542 F2d 257 United States of America v. Richard Luigi Lachappelle
542 F.2d 257
UNITED STATES of America, Plaintiff-Appellee,
Richard Luigi LaCHAPPELLE, Defendant-Appellant.
United States Court of Appeals,
Nov. 11, 1976.
James A. Phyfer, Jackson, Miss. (Court-appointed), for defendant-appellant.
Robert E. Hauberg, U. S. Atty., Daniel E. Lynn, Asst. U. S. Atty., Jackson, Miss., for plaintiff-appellee.
Appeal from the United States District Court for the Southern District of Mississippi.
Before BROWN, Chief Judge, and GEWIN and MORGAN, Circuit Judges.
Appellant Richard Luigi LaChappelle appeals from his conviction for violation of 18 U.S.C. App. § 1202(a)(1), which prohibits a convicted felon from receiving, possessing, or transporting in commerce a firearm. Appellant alleges four errors that he argues require reversal; we find each of these allegations to be without merit. First, appellant argues that his prosecution on a § 1202 charge violated the fifth amendment's prohibition against double jeopardy in that the gun was seized during an incident that gave rise to an assault charge that was litigated previously. Accordingly, appellant argues, because the assault charge was prosecuted and resulted in an acquittal, the Government's prosecution on the firearm charge violated the collateral estoppel principle held to be incorporated in the double jeopardy provision of the fifth amendment by the Supreme Court in Ashe v. Swenson, 397 U.S. 436, 90 S.Ct. 1189, 25 L.Ed.2d 469 (1970). In Ashe, followed in this court in Wingate v. Wainwright, 464 F.2d 209 (5th Cir. 1972) and in Blackburn v. Cross, 510 F.2d 1014 (5th Cir. 1975), the Supreme Court held that when an "issue of ultimate fact has once been determined by a valid and final judgment, (it) cannot again be litigated by the same parties in any future law suit." 397 U.S. at 443, 90 S.Ct. at 1194, 25 L.Ed.2d at 475. Here, the issue of ultimate fact litigated in the prosecution for assault differed from that litigated in the charge of possession of a firearm by a felon. Accordingly, the district court did not contravene the principle of collateral estoppel embodied in the fifth amendment. Appellant also argues that the "same transaction" test, discussed in Ashe, prohibits prosecution of a second charge after another charge arising out of the same transaction has been litigated. We observe, however, that the "same transaction" test was articulated only in a concurring opinion by Justice Brennan, 397 U.S. at 448-60, 90 S.Ct. 1189, and was not adopted by the majority in Ashe.

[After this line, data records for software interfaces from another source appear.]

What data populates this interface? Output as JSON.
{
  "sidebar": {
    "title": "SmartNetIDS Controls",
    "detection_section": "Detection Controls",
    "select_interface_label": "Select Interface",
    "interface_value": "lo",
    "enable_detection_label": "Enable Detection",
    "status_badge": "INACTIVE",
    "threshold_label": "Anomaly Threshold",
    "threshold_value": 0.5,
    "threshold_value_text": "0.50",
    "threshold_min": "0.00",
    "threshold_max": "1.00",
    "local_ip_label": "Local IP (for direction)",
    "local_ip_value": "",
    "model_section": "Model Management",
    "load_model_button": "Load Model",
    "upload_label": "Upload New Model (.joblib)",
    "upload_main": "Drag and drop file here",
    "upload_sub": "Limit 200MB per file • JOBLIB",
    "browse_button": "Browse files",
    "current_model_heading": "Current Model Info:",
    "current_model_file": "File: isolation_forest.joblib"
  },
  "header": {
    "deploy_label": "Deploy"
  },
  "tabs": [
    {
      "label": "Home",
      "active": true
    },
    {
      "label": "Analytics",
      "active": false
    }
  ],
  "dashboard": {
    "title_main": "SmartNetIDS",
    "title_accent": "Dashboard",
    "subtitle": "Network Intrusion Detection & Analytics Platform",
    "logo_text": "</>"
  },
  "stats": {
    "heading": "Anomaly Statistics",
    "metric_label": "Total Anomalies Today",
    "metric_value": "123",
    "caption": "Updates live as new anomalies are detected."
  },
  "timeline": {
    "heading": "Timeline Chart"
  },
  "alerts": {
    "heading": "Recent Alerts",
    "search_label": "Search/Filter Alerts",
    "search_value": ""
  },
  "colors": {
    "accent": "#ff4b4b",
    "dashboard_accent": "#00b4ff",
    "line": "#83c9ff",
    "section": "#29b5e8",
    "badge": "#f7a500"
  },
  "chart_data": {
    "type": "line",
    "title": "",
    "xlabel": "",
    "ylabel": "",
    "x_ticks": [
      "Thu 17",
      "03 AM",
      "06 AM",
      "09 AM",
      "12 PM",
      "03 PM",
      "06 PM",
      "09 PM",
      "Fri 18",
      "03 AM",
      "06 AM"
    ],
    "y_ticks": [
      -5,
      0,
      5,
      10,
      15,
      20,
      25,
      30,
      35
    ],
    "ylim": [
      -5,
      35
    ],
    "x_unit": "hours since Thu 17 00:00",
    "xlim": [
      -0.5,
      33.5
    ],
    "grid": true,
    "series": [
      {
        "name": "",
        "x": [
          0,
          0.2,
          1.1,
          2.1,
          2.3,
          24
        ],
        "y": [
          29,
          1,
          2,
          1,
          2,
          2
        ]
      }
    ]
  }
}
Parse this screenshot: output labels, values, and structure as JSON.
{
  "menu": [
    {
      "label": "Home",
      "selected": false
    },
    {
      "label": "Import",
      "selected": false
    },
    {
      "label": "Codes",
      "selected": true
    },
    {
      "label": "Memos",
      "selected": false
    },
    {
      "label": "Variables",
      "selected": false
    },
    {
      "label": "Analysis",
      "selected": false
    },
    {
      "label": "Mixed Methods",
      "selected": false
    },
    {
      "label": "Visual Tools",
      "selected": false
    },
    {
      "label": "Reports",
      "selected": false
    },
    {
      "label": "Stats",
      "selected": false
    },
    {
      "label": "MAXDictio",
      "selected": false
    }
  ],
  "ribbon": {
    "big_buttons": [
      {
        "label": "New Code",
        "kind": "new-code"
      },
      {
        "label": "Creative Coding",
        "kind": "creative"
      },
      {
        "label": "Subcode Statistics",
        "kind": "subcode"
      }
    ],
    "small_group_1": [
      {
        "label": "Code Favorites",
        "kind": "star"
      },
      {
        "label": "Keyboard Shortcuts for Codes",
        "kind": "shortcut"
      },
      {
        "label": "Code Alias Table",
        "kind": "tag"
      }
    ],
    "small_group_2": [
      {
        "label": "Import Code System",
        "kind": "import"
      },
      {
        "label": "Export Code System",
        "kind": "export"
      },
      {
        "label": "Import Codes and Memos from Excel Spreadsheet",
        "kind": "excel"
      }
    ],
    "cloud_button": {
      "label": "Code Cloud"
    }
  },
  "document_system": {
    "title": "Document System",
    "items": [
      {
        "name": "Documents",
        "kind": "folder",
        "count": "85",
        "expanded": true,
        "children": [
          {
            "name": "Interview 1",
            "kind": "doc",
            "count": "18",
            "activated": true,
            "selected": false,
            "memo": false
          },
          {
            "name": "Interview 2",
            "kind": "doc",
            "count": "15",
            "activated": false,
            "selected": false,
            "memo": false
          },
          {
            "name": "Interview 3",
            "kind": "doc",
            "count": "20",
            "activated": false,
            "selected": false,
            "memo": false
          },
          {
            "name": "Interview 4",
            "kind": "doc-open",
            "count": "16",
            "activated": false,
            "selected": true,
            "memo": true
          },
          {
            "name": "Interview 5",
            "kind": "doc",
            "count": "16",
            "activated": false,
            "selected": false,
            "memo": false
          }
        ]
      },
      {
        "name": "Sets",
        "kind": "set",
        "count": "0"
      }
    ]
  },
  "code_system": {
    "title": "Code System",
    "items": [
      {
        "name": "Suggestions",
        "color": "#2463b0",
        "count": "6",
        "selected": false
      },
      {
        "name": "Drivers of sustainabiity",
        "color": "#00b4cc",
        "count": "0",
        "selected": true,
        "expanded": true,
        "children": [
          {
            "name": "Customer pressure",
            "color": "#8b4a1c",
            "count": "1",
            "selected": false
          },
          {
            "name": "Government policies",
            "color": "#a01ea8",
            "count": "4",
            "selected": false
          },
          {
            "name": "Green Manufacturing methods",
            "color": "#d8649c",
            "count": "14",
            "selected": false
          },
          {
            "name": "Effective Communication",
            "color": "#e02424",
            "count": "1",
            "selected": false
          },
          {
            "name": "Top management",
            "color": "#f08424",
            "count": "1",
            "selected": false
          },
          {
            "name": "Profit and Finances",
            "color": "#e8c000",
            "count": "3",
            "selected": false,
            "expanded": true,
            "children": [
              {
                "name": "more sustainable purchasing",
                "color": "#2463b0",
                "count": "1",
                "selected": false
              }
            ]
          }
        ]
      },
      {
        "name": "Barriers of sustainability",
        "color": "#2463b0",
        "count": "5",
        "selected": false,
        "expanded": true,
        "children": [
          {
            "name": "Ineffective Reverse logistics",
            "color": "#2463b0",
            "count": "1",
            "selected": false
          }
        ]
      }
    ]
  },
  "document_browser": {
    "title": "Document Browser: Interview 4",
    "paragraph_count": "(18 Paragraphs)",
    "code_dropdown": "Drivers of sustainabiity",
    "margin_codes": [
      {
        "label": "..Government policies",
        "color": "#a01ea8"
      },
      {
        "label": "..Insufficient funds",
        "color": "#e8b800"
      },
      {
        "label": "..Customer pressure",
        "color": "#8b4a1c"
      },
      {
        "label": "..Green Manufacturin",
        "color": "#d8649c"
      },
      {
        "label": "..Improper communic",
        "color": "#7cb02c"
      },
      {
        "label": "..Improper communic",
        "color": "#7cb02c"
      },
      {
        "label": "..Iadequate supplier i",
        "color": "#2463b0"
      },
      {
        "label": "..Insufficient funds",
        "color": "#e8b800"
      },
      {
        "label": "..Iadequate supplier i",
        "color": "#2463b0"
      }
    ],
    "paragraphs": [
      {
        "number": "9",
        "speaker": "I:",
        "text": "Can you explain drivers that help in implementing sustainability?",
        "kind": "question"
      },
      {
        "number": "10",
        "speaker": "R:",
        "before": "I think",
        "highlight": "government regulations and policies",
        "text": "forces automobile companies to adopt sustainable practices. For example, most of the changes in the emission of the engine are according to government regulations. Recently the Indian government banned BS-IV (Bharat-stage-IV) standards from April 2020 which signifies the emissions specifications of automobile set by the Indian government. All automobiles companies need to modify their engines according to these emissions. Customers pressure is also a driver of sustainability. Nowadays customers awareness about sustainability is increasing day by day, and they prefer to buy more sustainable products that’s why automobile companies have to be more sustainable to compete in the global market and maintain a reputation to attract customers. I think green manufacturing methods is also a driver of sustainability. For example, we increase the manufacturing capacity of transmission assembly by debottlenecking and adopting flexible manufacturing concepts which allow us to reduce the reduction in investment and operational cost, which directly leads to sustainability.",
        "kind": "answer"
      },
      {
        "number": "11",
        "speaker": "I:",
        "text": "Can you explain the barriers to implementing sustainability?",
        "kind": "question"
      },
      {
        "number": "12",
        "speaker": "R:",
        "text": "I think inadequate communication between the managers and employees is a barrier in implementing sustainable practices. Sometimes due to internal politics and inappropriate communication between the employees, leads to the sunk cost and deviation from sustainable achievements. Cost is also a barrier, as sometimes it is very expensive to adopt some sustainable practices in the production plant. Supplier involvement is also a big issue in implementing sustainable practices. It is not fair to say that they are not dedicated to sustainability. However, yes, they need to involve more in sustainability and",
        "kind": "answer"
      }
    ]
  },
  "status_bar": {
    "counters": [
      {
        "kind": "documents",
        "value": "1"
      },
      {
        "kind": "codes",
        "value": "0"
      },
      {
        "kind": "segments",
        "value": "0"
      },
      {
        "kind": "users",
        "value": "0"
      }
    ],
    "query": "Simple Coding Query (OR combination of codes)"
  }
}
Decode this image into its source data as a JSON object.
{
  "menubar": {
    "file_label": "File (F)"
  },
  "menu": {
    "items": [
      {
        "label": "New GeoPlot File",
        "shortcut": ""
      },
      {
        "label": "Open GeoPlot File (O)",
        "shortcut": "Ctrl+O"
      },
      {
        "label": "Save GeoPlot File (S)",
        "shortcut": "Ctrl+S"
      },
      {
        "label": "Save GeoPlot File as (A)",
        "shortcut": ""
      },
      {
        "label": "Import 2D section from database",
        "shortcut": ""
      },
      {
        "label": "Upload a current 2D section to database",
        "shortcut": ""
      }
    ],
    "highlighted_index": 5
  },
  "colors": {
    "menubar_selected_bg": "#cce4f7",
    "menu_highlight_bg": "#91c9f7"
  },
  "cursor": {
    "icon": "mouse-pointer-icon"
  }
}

Appellant also argues that the trial court erred in allowing the prosecution to introduce evidence of more than one felony conviction in order to prove that appellant was a convicted felon. We hold, however, that in allowing evidence of two felony convictions, the district court complied with the guidelines articulated in United States v. Barfield, 527 F.2d 858, 861 n. 5 (5th Cir. 1976).
Finally, appellant argues that the district court violated his sixth amendment rights, by limiting his cross-examination of Government witnesses, and his fourth amendment rights, in allowing the "fruit" of the alleged unlawful search and seizure of the gun to be introduced into evidence. As to the former contention, the district court properly restricted irrelevant testimony; as to the latter argument, the seizure of appellant's gun fit within the standard for "protective searches" outlined by the Supreme Court in Terry v. Ohio, 392 U.S. 1, 88 S.Ct. 1868, 20 L.Ed.2d 889 (1968). See also United States v. Tharpe, 536 F.2d 1098 (5th Cir. 1976) (en banc ).